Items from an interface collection
________________

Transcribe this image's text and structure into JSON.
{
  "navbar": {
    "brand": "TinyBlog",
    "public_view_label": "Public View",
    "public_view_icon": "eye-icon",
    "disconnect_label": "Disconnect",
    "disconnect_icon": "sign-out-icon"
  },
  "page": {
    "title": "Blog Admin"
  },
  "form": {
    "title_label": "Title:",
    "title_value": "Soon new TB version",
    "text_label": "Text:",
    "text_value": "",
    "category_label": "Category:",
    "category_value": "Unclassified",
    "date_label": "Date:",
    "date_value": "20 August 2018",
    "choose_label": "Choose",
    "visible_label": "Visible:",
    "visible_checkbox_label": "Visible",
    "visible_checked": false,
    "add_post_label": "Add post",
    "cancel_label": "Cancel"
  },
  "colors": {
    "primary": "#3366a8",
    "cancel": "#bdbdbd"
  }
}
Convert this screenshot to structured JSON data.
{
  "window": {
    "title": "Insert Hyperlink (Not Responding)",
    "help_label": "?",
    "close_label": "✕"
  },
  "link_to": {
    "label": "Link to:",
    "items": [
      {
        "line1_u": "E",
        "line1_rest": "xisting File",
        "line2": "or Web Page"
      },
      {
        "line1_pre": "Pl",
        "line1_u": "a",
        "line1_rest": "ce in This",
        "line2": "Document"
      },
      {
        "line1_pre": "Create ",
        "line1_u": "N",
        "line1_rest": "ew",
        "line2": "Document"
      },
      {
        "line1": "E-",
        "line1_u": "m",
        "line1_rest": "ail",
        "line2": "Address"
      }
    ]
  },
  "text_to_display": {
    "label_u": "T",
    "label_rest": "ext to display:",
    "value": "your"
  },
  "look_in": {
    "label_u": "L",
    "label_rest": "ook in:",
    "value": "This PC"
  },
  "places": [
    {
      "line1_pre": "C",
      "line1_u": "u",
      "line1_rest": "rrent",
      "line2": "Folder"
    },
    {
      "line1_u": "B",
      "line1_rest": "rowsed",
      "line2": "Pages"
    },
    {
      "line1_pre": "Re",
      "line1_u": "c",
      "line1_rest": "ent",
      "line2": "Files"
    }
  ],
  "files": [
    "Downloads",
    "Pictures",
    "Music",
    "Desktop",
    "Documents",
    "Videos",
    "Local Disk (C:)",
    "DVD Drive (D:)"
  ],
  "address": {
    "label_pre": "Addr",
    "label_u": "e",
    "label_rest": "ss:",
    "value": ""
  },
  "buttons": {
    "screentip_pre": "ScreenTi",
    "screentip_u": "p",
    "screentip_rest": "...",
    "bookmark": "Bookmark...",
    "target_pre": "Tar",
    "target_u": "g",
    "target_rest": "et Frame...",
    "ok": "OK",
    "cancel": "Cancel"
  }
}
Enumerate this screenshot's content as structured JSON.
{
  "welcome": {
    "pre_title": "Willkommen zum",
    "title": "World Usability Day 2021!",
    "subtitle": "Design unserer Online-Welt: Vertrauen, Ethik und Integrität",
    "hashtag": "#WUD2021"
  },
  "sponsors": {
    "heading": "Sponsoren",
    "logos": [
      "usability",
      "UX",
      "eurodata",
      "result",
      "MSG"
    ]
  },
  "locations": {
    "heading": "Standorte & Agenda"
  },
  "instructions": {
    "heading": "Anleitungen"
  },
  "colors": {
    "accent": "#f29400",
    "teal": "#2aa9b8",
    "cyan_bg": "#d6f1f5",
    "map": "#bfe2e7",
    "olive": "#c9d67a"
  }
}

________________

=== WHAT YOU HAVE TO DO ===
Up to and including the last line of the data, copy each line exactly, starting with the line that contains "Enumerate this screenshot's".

=== RESULT FOR THIS EXERCISE ===
Enumerate this screenshot's content as structured JSON.
{
  "welcome": {
    "pre_title": "Willkommen zum",
    "title": "World Usability Day 2021!",
    "subtitle": "Design unserer Online-Welt: Vertrauen, Ethik und Integrität",
    "hashtag": "#WUD2021"
  },
  "sponsors": {
    "heading": "Sponsoren",
    "logos": [
      "usability",
      "UX",
      "eurodata",
      "result",
      "MSG"
    ]
  },
  "locations": {
    "heading": "Standorte & Agenda"
  },
  "instructions": {
    "heading": "Anleitungen"
  },
  "colors": {
    "accent": "#f29400",
    "teal": "#2aa9b8",
    "cyan_bg": "#d6f1f5",
    "map": "#bfe2e7",
    "olive": "#c9d67a"
  }
}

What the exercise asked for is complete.